*ACTION ITEM:*
Make an exact copy of each entry, leaving out every picture.

DATA SHOWN Block Start

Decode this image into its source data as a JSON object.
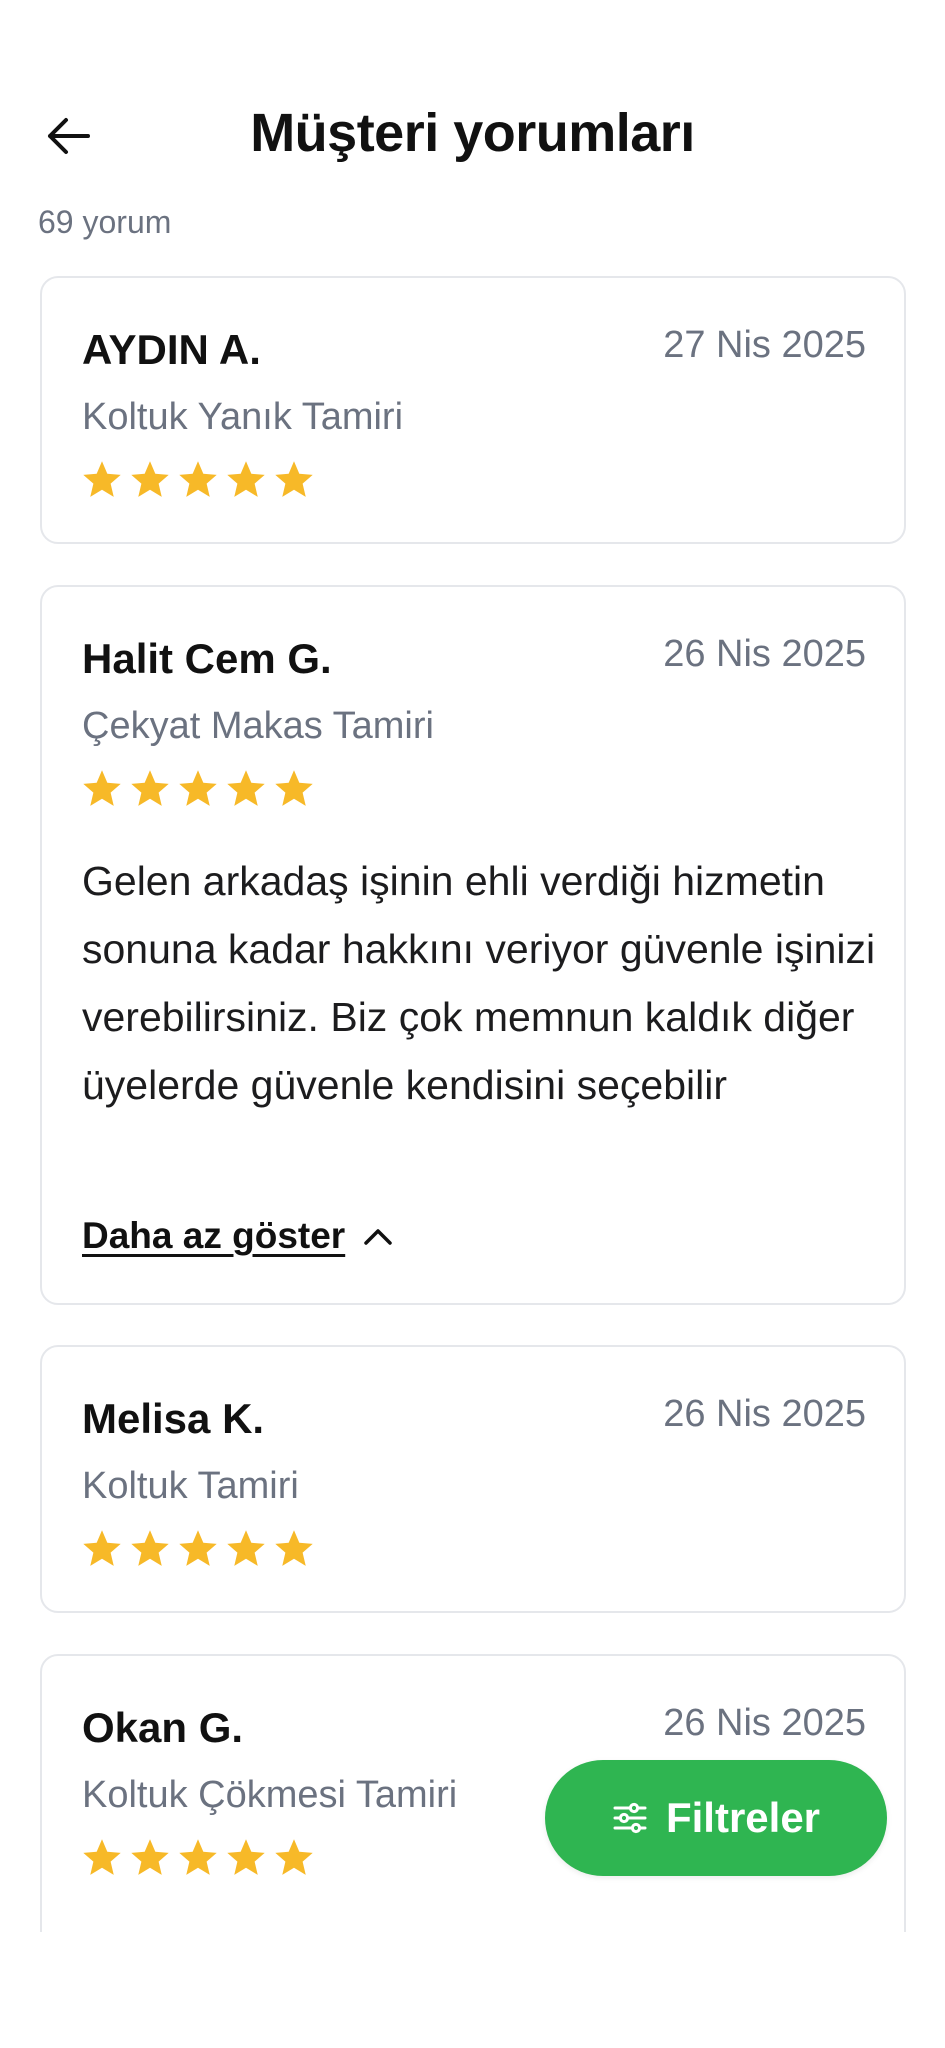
{
  "header": {
    "title": "Müşteri yorumları",
    "back_icon": "arrow-left-icon"
  },
  "summary": {
    "count_text": "69 yorum"
  },
  "colors": {
    "accent_green": "#2fb551",
    "star": "#f7b928",
    "muted_text": "#6b7280",
    "border": "#e5e7eb"
  },
  "reviews": [
    {
      "name": "AYDIN A.",
      "date": "27 Nis 2025",
      "service": "Koltuk Yanık Tamiri",
      "rating": 5
    },
    {
      "name": "Halit Cem G.",
      "date": "26 Nis 2025",
      "service": "Çekyat Makas Tamiri",
      "rating": 5,
      "comment": "Gelen arkadaş işinin ehli verdiği hizmetin sonuna kadar hakkını veriyor güvenle işinizi verebilirsiniz. Biz çok memnun kaldık diğer üyelerde güvenle kendisini seçebilir",
      "toggle_label": "Daha az göster"
    },
    {
      "name": "Melisa K.",
      "date": "26 Nis 2025",
      "service": "Koltuk Tamiri",
      "rating": 5
    },
    {
      "name": "Okan G.",
      "date": "26 Nis 2025",
      "service": "Koltuk Çökmesi Tamiri",
      "rating": 5
    }
  ],
  "filter_button": {
    "label": "Filtreler",
    "icon": "sliders-icon"
  }
}
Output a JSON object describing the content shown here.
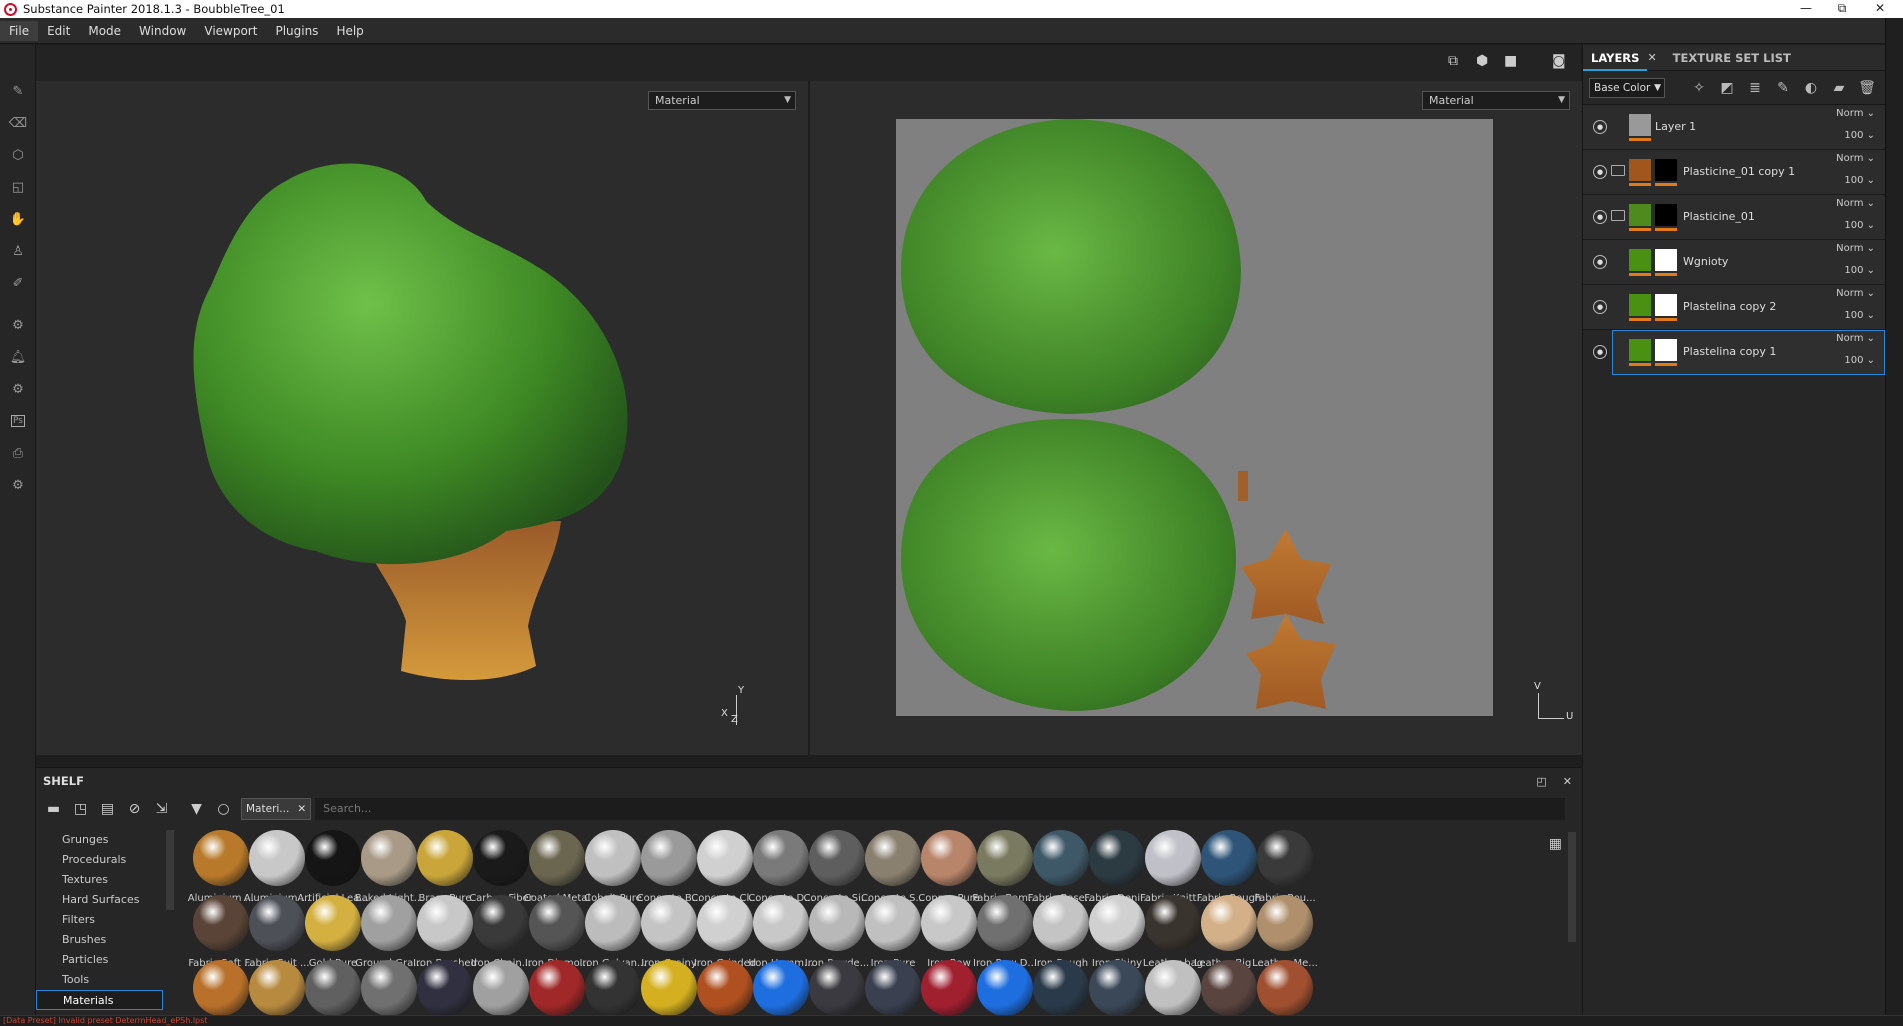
{
  "window": {
    "title": "Substance Painter 2018.1.3 - BoubbleTree_01",
    "controls": [
      "—",
      "⧉",
      "✕"
    ]
  },
  "menu": [
    "File",
    "Edit",
    "Mode",
    "Window",
    "Viewport",
    "Plugins",
    "Help"
  ],
  "viewport_toolbar": [
    "split-view-icon",
    "cube-icon",
    "camera-icon",
    "screenshot-icon"
  ],
  "left_tools": [
    "paint-icon",
    "eraser-icon",
    "projection-icon",
    "polygon-fill-icon",
    "smudge-icon",
    "clone-icon",
    "color-picker-icon",
    "settings-icon",
    "bell-icon",
    "settings-icon",
    "Ps",
    "export-icon",
    "gear-icon"
  ],
  "viewport3d": {
    "mode": "Material",
    "axis_x": "X",
    "axis_y": "Y",
    "axis_z": "Z"
  },
  "viewport2d": {
    "mode": "Material",
    "axis_v": "V",
    "axis_u": "U"
  },
  "layers_panel": {
    "tab_layers": "LAYERS",
    "tab_texture": "TEXTURE SET LIST",
    "channel": "Base Color",
    "tools": [
      "effects-icon",
      "mask-icon",
      "fill-layer-icon",
      "paint-layer-icon",
      "folder-icon",
      "delete-icon"
    ],
    "layers": [
      {
        "name": "Layer 1",
        "blend": "Norm",
        "opacity": "100",
        "thumb": "#999999",
        "mask": "",
        "folder": false
      },
      {
        "name": "Plasticine_01 copy 1",
        "blend": "Norm",
        "opacity": "100",
        "thumb": "#a0561c",
        "mask": "#000000",
        "folder": true
      },
      {
        "name": "Plasticine_01",
        "blend": "Norm",
        "opacity": "100",
        "thumb": "#4f8a1e",
        "mask": "#000000",
        "folder": true
      },
      {
        "name": "Wgnioty",
        "blend": "Norm",
        "opacity": "100",
        "thumb": "#4a9012",
        "mask": "#ffffff",
        "folder": false
      },
      {
        "name": "Plastelina copy 2",
        "blend": "Norm",
        "opacity": "100",
        "thumb": "#4a9012",
        "mask": "#ffffff",
        "folder": false
      },
      {
        "name": "Plastelina copy 1",
        "blend": "Norm",
        "opacity": "100",
        "thumb": "#4a9012",
        "mask": "#ffffff",
        "folder": false,
        "selected": true
      }
    ]
  },
  "shelf": {
    "title": "SHELF",
    "filter_chip": "Materi...",
    "search_placeholder": "Search...",
    "categories": [
      "Grunges",
      "Procedurals",
      "Textures",
      "Hard Surfaces",
      "Filters",
      "Brushes",
      "Particles",
      "Tools",
      "Materials"
    ],
    "selected_category": "Materials",
    "materials_row1": [
      "Aluminium ...",
      "Aluminium ...",
      "Artificial Lea...",
      "Baked Light...",
      "Brass Pure",
      "Carbon Fiber",
      "Coated Metal",
      "Cobalt Pure",
      "Concrete B...",
      "Concrete Cl...",
      "Concrete D...",
      "Concrete Si...",
      "Concrete S...",
      "Copper Pure",
      "Fabric Bam...",
      "Fabric Base...",
      "Fabric Deni...",
      "Fabric Knitt...",
      "Fabric Rough",
      "Fabric Rou..."
    ],
    "materials_row2": [
      "Fabric Soft ...",
      "Fabric Suit ...",
      "Gold Pure",
      "Ground Gra...",
      "Iron Brushed",
      "Iron Chain...",
      "Iron Diamo...",
      "Iron Galvan...",
      "Iron Grainy",
      "Iron Grinded",
      "Iron Hamm...",
      "Iron Powde...",
      "Iron Pure",
      "Iron Raw",
      "Iron Raw D...",
      "Iron Rough",
      "Iron Shiny",
      "Leather bag",
      "Leather Big ...",
      "Leather Me..."
    ],
    "colors_row1": [
      "#b87a2a",
      "#c8c8c8",
      "#151515",
      "#a89a86",
      "#c9a53a",
      "#1a1a1a",
      "#6a6650",
      "#c0c0c0",
      "#9a9a9a",
      "#d0d0d0",
      "#7a7a7a",
      "#5e5e5e",
      "#8a8070",
      "#b8846a",
      "#7a7a60",
      "#3e5868",
      "#2c3a42",
      "#c0c0c8",
      "#2e5478",
      "#3a3a3a"
    ],
    "colors_row2": [
      "#5a4438",
      "#4e5058",
      "#d4b040",
      "#a0a0a0",
      "#c8c8c8",
      "#3a3a3a",
      "#555555",
      "#bcbcbc",
      "#c4c4c4",
      "#d0d0d0",
      "#c8c8c8",
      "#b8b8b8",
      "#c0c0c0",
      "#c8c8c8",
      "#707070",
      "#c4c4c4",
      "#d0d0d0",
      "#3a342e",
      "#d4b088",
      "#b0906c"
    ],
    "colors_row3": [
      "#b8702a",
      "#b88a40",
      "#606060",
      "#707070",
      "#303040",
      "#a0a0a0",
      "#a02828",
      "#333333",
      "#d4b020",
      "#b05020",
      "#1e6ee0",
      "#3a3a40",
      "#3a4050",
      "#a02030",
      "#1e6ee0",
      "#2a3a4a",
      "#3a4858",
      "#c0c0c0",
      "#5a4440",
      "#a05030"
    ]
  },
  "status": "[Data Preset] Invalid preset DetermHead_ePSh.lpst"
}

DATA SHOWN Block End

*EXPECTED OUTPUT:*
Decode this image into its source data as a JSON object.
{
  "header": {
    "title": "Müşteri yorumları",
    "back_icon": "arrow-left-icon"
  },
  "summary": {
    "count_text": "69 yorum"
  },
  "colors": {
    "accent_green": "#2fb551",
    "star": "#f7b928",
    "muted_text": "#6b7280",
    "border": "#e5e7eb"
  },
  "reviews": [
    {
      "name": "AYDIN A.",
      "date": "27 Nis 2025",
      "service": "Koltuk Yanık Tamiri",
      "rating": 5
    },
    {
      "name": "Halit Cem G.",
      "date": "26 Nis 2025",
      "service": "Çekyat Makas Tamiri",
      "rating": 5,
      "comment": "Gelen arkadaş işinin ehli verdiği hizmetin sonuna kadar hakkını veriyor güvenle işinizi verebilirsiniz. Biz çok memnun kaldık diğer üyelerde güvenle kendisini seçebilir",
      "toggle_label": "Daha az göster"
    },
    {
      "name": "Melisa K.",
      "date": "26 Nis 2025",
      "service": "Koltuk Tamiri",
      "rating": 5
    },
    {
      "name": "Okan G.",
      "date": "26 Nis 2025",
      "service": "Koltuk Çökmesi Tamiri",
      "rating": 5
    }
  ],
  "filter_button": {
    "label": "Filtreler",
    "icon": "sliders-icon"
  }
}
Output a JSON object describing the content shown here.
{
  "window": {
    "title": "Substance Painter 2018.1.3 - BoubbleTree_01",
    "controls": [
      "—",
      "⧉",
      "✕"
    ]
  },
  "menu": [
    "File",
    "Edit",
    "Mode",
    "Window",
    "Viewport",
    "Plugins",
    "Help"
  ],
  "viewport_toolbar": [
    "split-view-icon",
    "cube-icon",
    "camera-icon",
    "screenshot-icon"
  ],
  "left_tools": [
    "paint-icon",
    "eraser-icon",
    "projection-icon",
    "polygon-fill-icon",
    "smudge-icon",
    "clone-icon",
    "color-picker-icon",
    "settings-icon",
    "bell-icon",
    "settings-icon",
    "Ps",
    "export-icon",
    "gear-icon"
  ],
  "viewport3d": {
    "mode": "Material",
    "axis_x": "X",
    "axis_y": "Y",
    "axis_z": "Z"
  },
  "viewport2d": {
    "mode": "Material",
    "axis_v": "V",
    "axis_u": "U"
  },
  "layers_panel": {
    "tab_layers": "LAYERS",
    "tab_texture": "TEXTURE SET LIST",
    "channel": "Base Color",
    "tools": [
      "effects-icon",
      "mask-icon",
      "fill-layer-icon",
      "paint-layer-icon",
      "folder-icon",
      "delete-icon"
    ],
    "layers": [
      {
        "name": "Layer 1",
        "blend": "Norm",
        "opacity": "100",
        "thumb": "#999999",
        "mask": "",
        "folder": false
      },
      {
        "name": "Plasticine_01 copy 1",
        "blend": "Norm",
        "opacity": "100",
        "thumb": "#a0561c",
        "mask": "#000000",
        "folder": true
      },
      {
        "name": "Plasticine_01",
        "blend": "Norm",
        "opacity": "100",
        "thumb": "#4f8a1e",
        "mask": "#000000",
        "folder": true
      },
      {
        "name": "Wgnioty",
        "blend": "Norm",
        "opacity": "100",
        "thumb": "#4a9012",
        "mask": "#ffffff",
        "folder": false
      },
      {
        "name": "Plastelina copy 2",
        "blend": "Norm",
        "opacity": "100",
        "thumb": "#4a9012",
        "mask": "#ffffff",
        "folder": false
      },
      {
        "name": "Plastelina copy 1",
        "blend": "Norm",
        "opacity": "100",
        "thumb": "#4a9012",
        "mask": "#ffffff",
        "folder": false,
        "selected": true
      }
    ]
  },
  "shelf": {
    "title": "SHELF",
    "filter_chip": "Materi...",
    "search_placeholder": "Search...",
    "categories": [
      "Grunges",
      "Procedurals",
      "Textures",
      "Hard Surfaces",
      "Filters",
      "Brushes",
      "Particles",
      "Tools",
      "Materials"
    ],
    "selected_category": "Materials",
    "materials_row1": [
      "Aluminium ...",
      "Aluminium ...",
      "Artificial Lea...",
      "Baked Light...",
      "Brass Pure",
      "Carbon Fiber",
      "Coated Metal",
      "Cobalt Pure",
      "Concrete B...",
      "Concrete Cl...",
      "Concrete D...",
      "Concrete Si...",
      "Concrete S...",
      "Copper Pure",
      "Fabric Bam...",
      "Fabric Base...",
      "Fabric Deni...",
      "Fabric Knitt...",
      "Fabric Rough",
      "Fabric Rou..."
    ],
    "materials_row2": [
      "Fabric Soft ...",
      "Fabric Suit ...",
      "Gold Pure",
      "Ground Gra...",
      "Iron Brushed",
      "Iron Chain...",
      "Iron Diamo...",
      "Iron Galvan...",
      "Iron Grainy",
      "Iron Grinded",
      "Iron Hamm...",
      "Iron Powde...",
      "Iron Pure",
      "Iron Raw",
      "Iron Raw D...",
      "Iron Rough",
      "Iron Shiny",
      "Leather bag",
      "Leather Big ...",
      "Leather Me..."
    ],
    "colors_row1": [
      "#b87a2a",
      "#c8c8c8",
      "#151515",
      "#a89a86",
      "#c9a53a",
      "#1a1a1a",
      "#6a6650",
      "#c0c0c0",
      "#9a9a9a",
      "#d0d0d0",
      "#7a7a7a",
      "#5e5e5e",
      "#8a8070",
      "#b8846a",
      "#7a7a60",
      "#3e5868",
      "#2c3a42",
      "#c0c0c8",
      "#2e5478",
      "#3a3a3a"
    ],
    "colors_row2": [
      "#5a4438",
      "#4e5058",
      "#d4b040",
      "#a0a0a0",
      "#c8c8c8",
      "#3a3a3a",
      "#555555",
      "#bcbcbc",
      "#c4c4c4",
      "#d0d0d0",
      "#c8c8c8",
      "#b8b8b8",
      "#c0c0c0",
      "#c8c8c8",
      "#707070",
      "#c4c4c4",
      "#d0d0d0",
      "#3a342e",
      "#d4b088",
      "#b0906c"
    ],
    "colors_row3": [
      "#b8702a",
      "#b88a40",
      "#606060",
      "#707070",
      "#303040",
      "#a0a0a0",
      "#a02828",
      "#333333",
      "#d4b020",
      "#b05020",
      "#1e6ee0",
      "#3a3a40",
      "#3a4050",
      "#a02030",
      "#1e6ee0",
      "#2a3a4a",
      "#3a4858",
      "#c0c0c0",
      "#5a4440",
      "#a05030"
    ]
  },
  "status": "[Data Preset] Invalid preset DetermHead_ePSh.lpst"
}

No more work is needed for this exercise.